- [What needs to be done] Copy every record below exactly as written, but leave out the pictures.

- [Provided entries]
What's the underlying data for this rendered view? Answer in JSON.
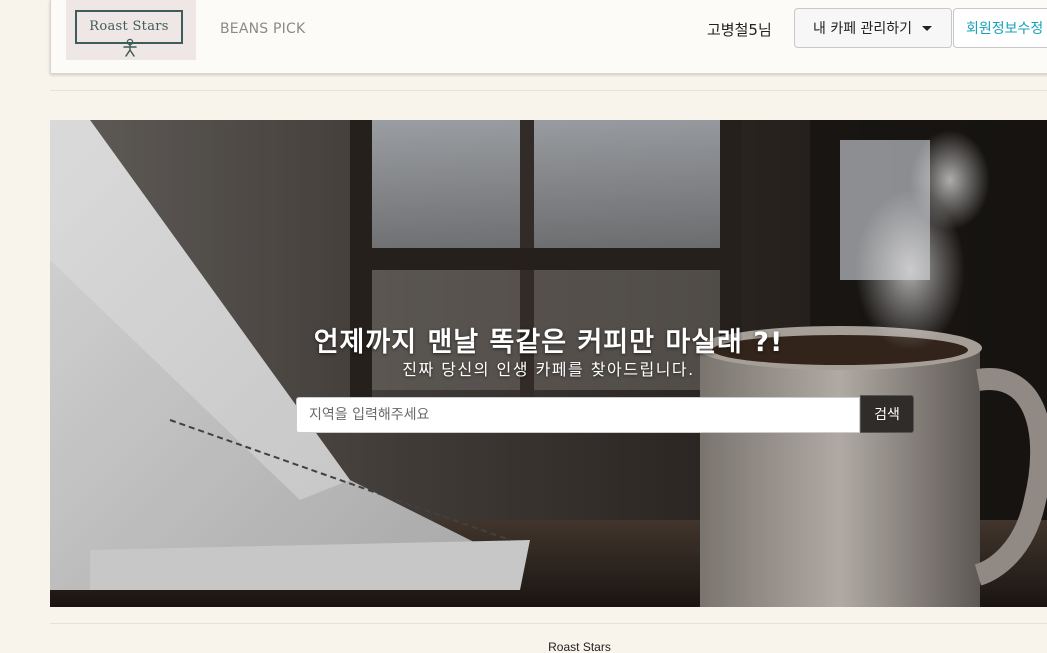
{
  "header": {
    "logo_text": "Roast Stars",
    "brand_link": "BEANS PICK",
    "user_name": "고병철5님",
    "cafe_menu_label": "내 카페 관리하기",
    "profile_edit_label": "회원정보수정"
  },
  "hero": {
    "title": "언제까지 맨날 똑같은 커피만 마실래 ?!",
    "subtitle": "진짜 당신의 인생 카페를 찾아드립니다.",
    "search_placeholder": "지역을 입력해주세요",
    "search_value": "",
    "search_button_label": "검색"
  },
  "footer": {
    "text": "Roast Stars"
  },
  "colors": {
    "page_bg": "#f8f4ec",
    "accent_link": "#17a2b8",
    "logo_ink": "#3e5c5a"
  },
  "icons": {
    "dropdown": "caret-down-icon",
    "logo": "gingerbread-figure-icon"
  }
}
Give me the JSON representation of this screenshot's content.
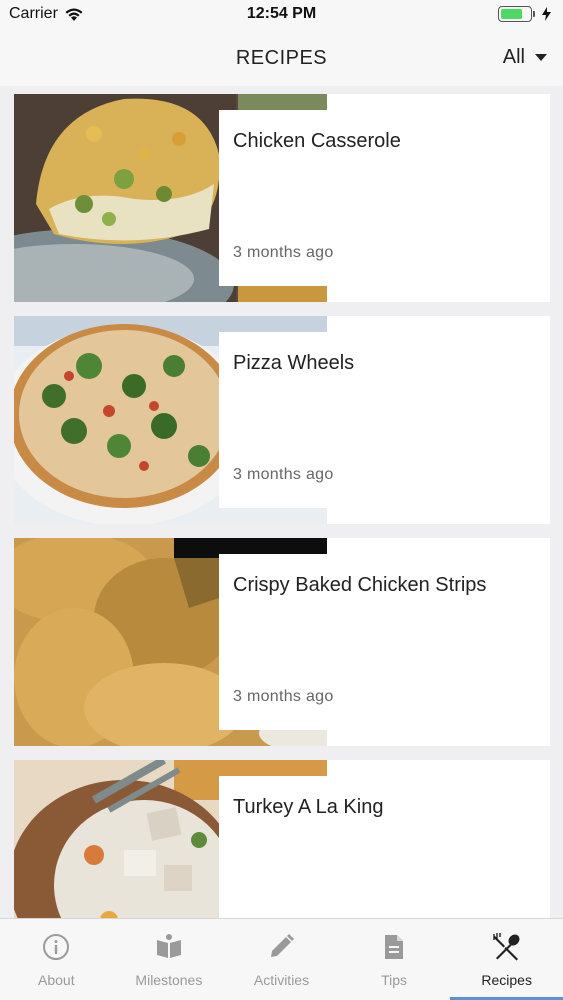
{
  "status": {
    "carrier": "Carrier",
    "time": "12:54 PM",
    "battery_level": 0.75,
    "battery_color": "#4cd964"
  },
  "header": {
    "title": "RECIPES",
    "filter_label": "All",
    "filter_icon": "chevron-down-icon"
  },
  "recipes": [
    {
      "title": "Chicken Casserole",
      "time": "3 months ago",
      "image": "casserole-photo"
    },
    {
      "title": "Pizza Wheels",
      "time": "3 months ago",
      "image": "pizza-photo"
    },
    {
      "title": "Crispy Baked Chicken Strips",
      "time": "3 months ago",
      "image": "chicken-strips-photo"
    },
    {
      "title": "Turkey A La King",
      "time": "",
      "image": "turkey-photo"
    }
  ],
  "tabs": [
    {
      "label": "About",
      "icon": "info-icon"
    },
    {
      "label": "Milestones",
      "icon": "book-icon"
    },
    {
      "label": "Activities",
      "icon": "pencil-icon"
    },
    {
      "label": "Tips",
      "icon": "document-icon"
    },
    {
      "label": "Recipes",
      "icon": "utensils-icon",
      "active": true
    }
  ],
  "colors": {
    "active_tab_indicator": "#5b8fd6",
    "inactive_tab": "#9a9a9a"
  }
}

- [Response]
What's the underlying data for this rendered view? Answer in JSON.
{
  "header": {
    "logo_text": "Roast Stars",
    "brand_link": "BEANS PICK",
    "user_name": "고병철5님",
    "cafe_menu_label": "내 카페 관리하기",
    "profile_edit_label": "회원정보수정"
  },
  "hero": {
    "title": "언제까지 맨날 똑같은 커피만 마실래 ?!",
    "subtitle": "진짜 당신의 인생 카페를 찾아드립니다.",
    "search_placeholder": "지역을 입력해주세요",
    "search_value": "",
    "search_button_label": "검색"
  },
  "footer": {
    "text": "Roast Stars"
  },
  "colors": {
    "page_bg": "#f8f4ec",
    "accent_link": "#17a2b8",
    "logo_ink": "#3e5c5a"
  },
  "icons": {
    "dropdown": "caret-down-icon",
    "logo": "gingerbread-figure-icon"
  }
}
Give me the JSON representation of this screenshot's content.
{
  "status": {
    "carrier": "Carrier",
    "time": "12:54 PM",
    "battery_level": 0.75,
    "battery_color": "#4cd964"
  },
  "header": {
    "title": "RECIPES",
    "filter_label": "All",
    "filter_icon": "chevron-down-icon"
  },
  "recipes": [
    {
      "title": "Chicken Casserole",
      "time": "3 months ago",
      "image": "casserole-photo"
    },
    {
      "title": "Pizza Wheels",
      "time": "3 months ago",
      "image": "pizza-photo"
    },
    {
      "title": "Crispy Baked Chicken Strips",
      "time": "3 months ago",
      "image": "chicken-strips-photo"
    },
    {
      "title": "Turkey A La King",
      "time": "",
      "image": "turkey-photo"
    }
  ],
  "tabs": [
    {
      "label": "About",
      "icon": "info-icon"
    },
    {
      "label": "Milestones",
      "icon": "book-icon"
    },
    {
      "label": "Activities",
      "icon": "pencil-icon"
    },
    {
      "label": "Tips",
      "icon": "document-icon"
    },
    {
      "label": "Recipes",
      "icon": "utensils-icon",
      "active": true
    }
  ],
  "colors": {
    "active_tab_indicator": "#5b8fd6",
    "inactive_tab": "#9a9a9a"
  }
}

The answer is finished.